**Records for the task:**
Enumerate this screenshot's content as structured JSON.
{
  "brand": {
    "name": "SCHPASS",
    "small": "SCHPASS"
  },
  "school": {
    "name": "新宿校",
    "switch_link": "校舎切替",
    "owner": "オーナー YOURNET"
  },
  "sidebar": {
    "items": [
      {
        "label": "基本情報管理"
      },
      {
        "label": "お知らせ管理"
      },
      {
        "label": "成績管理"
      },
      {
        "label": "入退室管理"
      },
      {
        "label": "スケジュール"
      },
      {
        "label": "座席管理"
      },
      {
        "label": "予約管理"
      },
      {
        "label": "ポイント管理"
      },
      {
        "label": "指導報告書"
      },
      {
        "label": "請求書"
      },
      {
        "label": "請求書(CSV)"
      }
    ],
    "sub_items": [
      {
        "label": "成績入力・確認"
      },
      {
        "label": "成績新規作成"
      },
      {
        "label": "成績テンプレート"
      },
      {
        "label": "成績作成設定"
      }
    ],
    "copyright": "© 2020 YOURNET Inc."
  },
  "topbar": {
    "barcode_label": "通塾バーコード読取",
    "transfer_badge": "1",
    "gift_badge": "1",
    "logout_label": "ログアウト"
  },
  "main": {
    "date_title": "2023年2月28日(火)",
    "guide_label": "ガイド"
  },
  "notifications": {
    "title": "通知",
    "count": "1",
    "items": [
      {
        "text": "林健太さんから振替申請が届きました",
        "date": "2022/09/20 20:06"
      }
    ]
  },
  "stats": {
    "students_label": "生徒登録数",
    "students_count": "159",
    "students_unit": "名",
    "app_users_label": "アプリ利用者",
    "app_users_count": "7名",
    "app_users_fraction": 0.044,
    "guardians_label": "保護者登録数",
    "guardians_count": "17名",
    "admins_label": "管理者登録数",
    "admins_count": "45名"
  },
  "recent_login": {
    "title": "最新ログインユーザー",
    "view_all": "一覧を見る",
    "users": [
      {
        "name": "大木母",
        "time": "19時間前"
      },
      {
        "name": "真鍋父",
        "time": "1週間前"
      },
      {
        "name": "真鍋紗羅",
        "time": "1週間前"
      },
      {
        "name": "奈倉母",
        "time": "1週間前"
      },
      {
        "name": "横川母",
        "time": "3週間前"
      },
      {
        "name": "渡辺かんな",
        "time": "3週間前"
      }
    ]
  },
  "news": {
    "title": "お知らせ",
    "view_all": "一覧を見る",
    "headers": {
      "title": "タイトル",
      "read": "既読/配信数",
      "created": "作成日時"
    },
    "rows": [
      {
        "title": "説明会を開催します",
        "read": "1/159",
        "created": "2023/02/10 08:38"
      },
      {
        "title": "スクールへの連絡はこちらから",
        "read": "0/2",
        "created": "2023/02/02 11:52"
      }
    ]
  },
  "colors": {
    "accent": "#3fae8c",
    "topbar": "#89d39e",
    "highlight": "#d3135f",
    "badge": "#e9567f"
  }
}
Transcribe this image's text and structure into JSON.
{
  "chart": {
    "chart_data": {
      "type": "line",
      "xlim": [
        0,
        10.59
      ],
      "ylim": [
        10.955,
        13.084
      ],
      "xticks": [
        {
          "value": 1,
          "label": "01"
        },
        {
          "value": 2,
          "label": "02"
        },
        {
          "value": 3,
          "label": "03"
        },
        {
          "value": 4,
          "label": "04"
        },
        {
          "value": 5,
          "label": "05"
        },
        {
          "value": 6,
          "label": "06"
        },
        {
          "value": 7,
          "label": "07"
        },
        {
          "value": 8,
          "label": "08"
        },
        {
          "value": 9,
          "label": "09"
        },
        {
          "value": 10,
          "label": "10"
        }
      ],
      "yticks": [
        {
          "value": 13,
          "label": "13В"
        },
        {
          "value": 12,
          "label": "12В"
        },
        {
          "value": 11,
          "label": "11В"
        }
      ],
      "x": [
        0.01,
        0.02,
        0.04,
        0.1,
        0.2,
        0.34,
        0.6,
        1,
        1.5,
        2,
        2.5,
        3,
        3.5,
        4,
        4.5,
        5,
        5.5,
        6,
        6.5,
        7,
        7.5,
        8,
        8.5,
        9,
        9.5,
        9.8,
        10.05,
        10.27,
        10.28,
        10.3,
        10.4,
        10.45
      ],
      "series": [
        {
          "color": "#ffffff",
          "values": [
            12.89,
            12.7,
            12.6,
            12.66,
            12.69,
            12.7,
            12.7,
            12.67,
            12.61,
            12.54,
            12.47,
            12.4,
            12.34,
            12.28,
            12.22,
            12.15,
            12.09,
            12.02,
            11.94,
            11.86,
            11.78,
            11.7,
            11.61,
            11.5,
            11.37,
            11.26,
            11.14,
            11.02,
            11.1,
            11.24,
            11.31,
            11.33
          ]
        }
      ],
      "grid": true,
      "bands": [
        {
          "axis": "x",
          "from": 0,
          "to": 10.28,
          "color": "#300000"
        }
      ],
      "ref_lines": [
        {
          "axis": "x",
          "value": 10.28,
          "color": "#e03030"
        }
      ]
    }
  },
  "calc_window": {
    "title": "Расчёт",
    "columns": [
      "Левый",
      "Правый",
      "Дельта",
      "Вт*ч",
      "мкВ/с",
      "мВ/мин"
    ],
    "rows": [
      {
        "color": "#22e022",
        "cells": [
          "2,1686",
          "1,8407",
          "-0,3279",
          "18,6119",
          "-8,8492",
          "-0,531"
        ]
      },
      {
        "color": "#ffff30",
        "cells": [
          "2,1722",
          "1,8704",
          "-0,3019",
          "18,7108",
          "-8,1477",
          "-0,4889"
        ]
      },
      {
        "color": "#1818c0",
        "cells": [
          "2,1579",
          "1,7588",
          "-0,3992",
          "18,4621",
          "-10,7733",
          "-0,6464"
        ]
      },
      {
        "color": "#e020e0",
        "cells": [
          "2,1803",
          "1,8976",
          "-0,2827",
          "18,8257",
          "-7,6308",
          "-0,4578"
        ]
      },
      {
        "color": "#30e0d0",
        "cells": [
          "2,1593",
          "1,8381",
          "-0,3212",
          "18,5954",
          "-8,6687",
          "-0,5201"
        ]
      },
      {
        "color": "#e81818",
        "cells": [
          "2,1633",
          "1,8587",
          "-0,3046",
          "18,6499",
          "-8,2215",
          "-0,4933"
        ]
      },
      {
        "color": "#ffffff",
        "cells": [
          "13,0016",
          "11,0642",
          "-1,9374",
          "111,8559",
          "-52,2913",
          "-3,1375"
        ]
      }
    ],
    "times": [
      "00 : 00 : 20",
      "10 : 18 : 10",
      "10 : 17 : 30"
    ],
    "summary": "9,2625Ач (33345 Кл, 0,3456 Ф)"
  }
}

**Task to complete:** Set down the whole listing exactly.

**Solution to this exercise:**
Enumerate this screenshot's content as structured JSON.
{
  "brand": {
    "name": "SCHPASS",
    "small": "SCHPASS"
  },
  "school": {
    "name": "新宿校",
    "switch_link": "校舎切替",
    "owner": "オーナー YOURNET"
  },
  "sidebar": {
    "items": [
      {
        "label": "基本情報管理"
      },
      {
        "label": "お知らせ管理"
      },
      {
        "label": "成績管理"
      },
      {
        "label": "入退室管理"
      },
      {
        "label": "スケジュール"
      },
      {
        "label": "座席管理"
      },
      {
        "label": "予約管理"
      },
      {
        "label": "ポイント管理"
      },
      {
        "label": "指導報告書"
      },
      {
        "label": "請求書"
      },
      {
        "label": "請求書(CSV)"
      }
    ],
    "sub_items": [
      {
        "label": "成績入力・確認"
      },
      {
        "label": "成績新規作成"
      },
      {
        "label": "成績テンプレート"
      },
      {
        "label": "成績作成設定"
      }
    ],
    "copyright": "© 2020 YOURNET Inc."
  },
  "topbar": {
    "barcode_label": "通塾バーコード読取",
    "transfer_badge": "1",
    "gift_badge": "1",
    "logout_label": "ログアウト"
  },
  "main": {
    "date_title": "2023年2月28日(火)",
    "guide_label": "ガイド"
  },
  "notifications": {
    "title": "通知",
    "count": "1",
    "items": [
      {
        "text": "林健太さんから振替申請が届きました",
        "date": "2022/09/20 20:06"
      }
    ]
  },
  "stats": {
    "students_label": "生徒登録数",
    "students_count": "159",
    "students_unit": "名",
    "app_users_label": "アプリ利用者",
    "app_users_count": "7名",
    "app_users_fraction": 0.044,
    "guardians_label": "保護者登録数",
    "guardians_count": "17名",
    "admins_label": "管理者登録数",
    "admins_count": "45名"
  },
  "recent_login": {
    "title": "最新ログインユーザー",
    "view_all": "一覧を見る",
    "users": [
      {
        "name": "大木母",
        "time": "19時間前"
      },
      {
        "name": "真鍋父",
        "time": "1週間前"
      },
      {
        "name": "真鍋紗羅",
        "time": "1週間前"
      },
      {
        "name": "奈倉母",
        "time": "1週間前"
      },
      {
        "name": "横川母",
        "time": "3週間前"
      },
      {
        "name": "渡辺かんな",
        "time": "3週間前"
      }
    ]
  },
  "news": {
    "title": "お知らせ",
    "view_all": "一覧を見る",
    "headers": {
      "title": "タイトル",
      "read": "既読/配信数",
      "created": "作成日時"
    },
    "rows": [
      {
        "title": "説明会を開催します",
        "read": "1/159",
        "created": "2023/02/10 08:38"
      },
      {
        "title": "スクールへの連絡はこちらから",
        "read": "0/2",
        "created": "2023/02/02 11:52"
      }
    ]
  },
  "colors": {
    "accent": "#3fae8c",
    "topbar": "#89d39e",
    "highlight": "#d3135f",
    "badge": "#e9567f"
  }
}
Transcribe this image's text and structure into JSON.
{
  "chart": {
    "chart_data": {
      "type": "line",
      "xlim": [
        0,
        10.59
      ],
      "ylim": [
        10.955,
        13.084
      ],
      "xticks": [
        {
          "value": 1,
          "label": "01"
        },
        {
          "value": 2,
          "label": "02"
        },
        {
          "value": 3,
          "label": "03"
        },
        {
          "value": 4,
          "label": "04"
        },
        {
          "value": 5,
          "label": "05"
        },
        {
          "value": 6,
          "label": "06"
        },
        {
          "value": 7,
          "label": "07"
        },
        {
          "value": 8,
          "label": "08"
        },
        {
          "value": 9,
          "label": "09"
        },
        {
          "value": 10,
          "label": "10"
        }
      ],
      "yticks": [
        {
          "value": 13,
          "label": "13В"
        },
        {
          "value": 12,
          "label": "12В"
        },
        {
          "value": 11,
          "label": "11В"
        }
      ],
      "x": [
        0.01,
        0.02,
        0.04,
        0.1,
        0.2,
        0.34,
        0.6,
        1,
        1.5,
        2,
        2.5,
        3,
        3.5,
        4,
        4.5,
        5,
        5.5,
        6,
        6.5,
        7,
        7.5,
        8,
        8.5,
        9,
        9.5,
        9.8,
        10.05,
        10.27,
        10.28,
        10.3,
        10.4,
        10.45
      ],
      "series": [
        {
          "color": "#ffffff",
          "values": [
            12.89,
            12.7,
            12.6,
            12.66,
            12.69,
            12.7,
            12.7,
            12.67,
            12.61,
            12.54,
            12.47,
            12.4,
            12.34,
            12.28,
            12.22,
            12.15,
            12.09,
            12.02,
            11.94,
            11.86,
            11.78,
            11.7,
            11.61,
            11.5,
            11.37,
            11.26,
            11.14,
            11.02,
            11.1,
            11.24,
            11.31,
            11.33
          ]
        }
      ],
      "grid": true,
      "bands": [
        {
          "axis": "x",
          "from": 0,
          "to": 10.28,
          "color": "#300000"
        }
      ],
      "ref_lines": [
        {
          "axis": "x",
          "value": 10.28,
          "color": "#e03030"
        }
      ]
    }
  },
  "calc_window": {
    "title": "Расчёт",
    "columns": [
      "Левый",
      "Правый",
      "Дельта",
      "Вт*ч",
      "мкВ/с",
      "мВ/мин"
    ],
    "rows": [
      {
        "color": "#22e022",
        "cells": [
          "2,1686",
          "1,8407",
          "-0,3279",
          "18,6119",
          "-8,8492",
          "-0,531"
        ]
      },
      {
        "color": "#ffff30",
        "cells": [
          "2,1722",
          "1,8704",
          "-0,3019",
          "18,7108",
          "-8,1477",
          "-0,4889"
        ]
      },
      {
        "color": "#1818c0",
        "cells": [
          "2,1579",
          "1,7588",
          "-0,3992",
          "18,4621",
          "-10,7733",
          "-0,6464"
        ]
      },
      {
        "color": "#e020e0",
        "cells": [
          "2,1803",
          "1,8976",
          "-0,2827",
          "18,8257",
          "-7,6308",
          "-0,4578"
        ]
      },
      {
        "color": "#30e0d0",
        "cells": [
          "2,1593",
          "1,8381",
          "-0,3212",
          "18,5954",
          "-8,6687",
          "-0,5201"
        ]
      },
      {
        "color": "#e81818",
        "cells": [
          "2,1633",
          "1,8587",
          "-0,3046",
          "18,6499",
          "-8,2215",
          "-0,4933"
        ]
      },
      {
        "color": "#ffffff",
        "cells": [
          "13,0016",
          "11,0642",
          "-1,9374",
          "111,8559",
          "-52,2913",
          "-3,1375"
        ]
      }
    ],
    "times": [
      "00 : 00 : 20",
      "10 : 18 : 10",
      "10 : 17 : 30"
    ],
    "summary": "9,2625Ач (33345 Кл, 0,3456 Ф)"
  }
}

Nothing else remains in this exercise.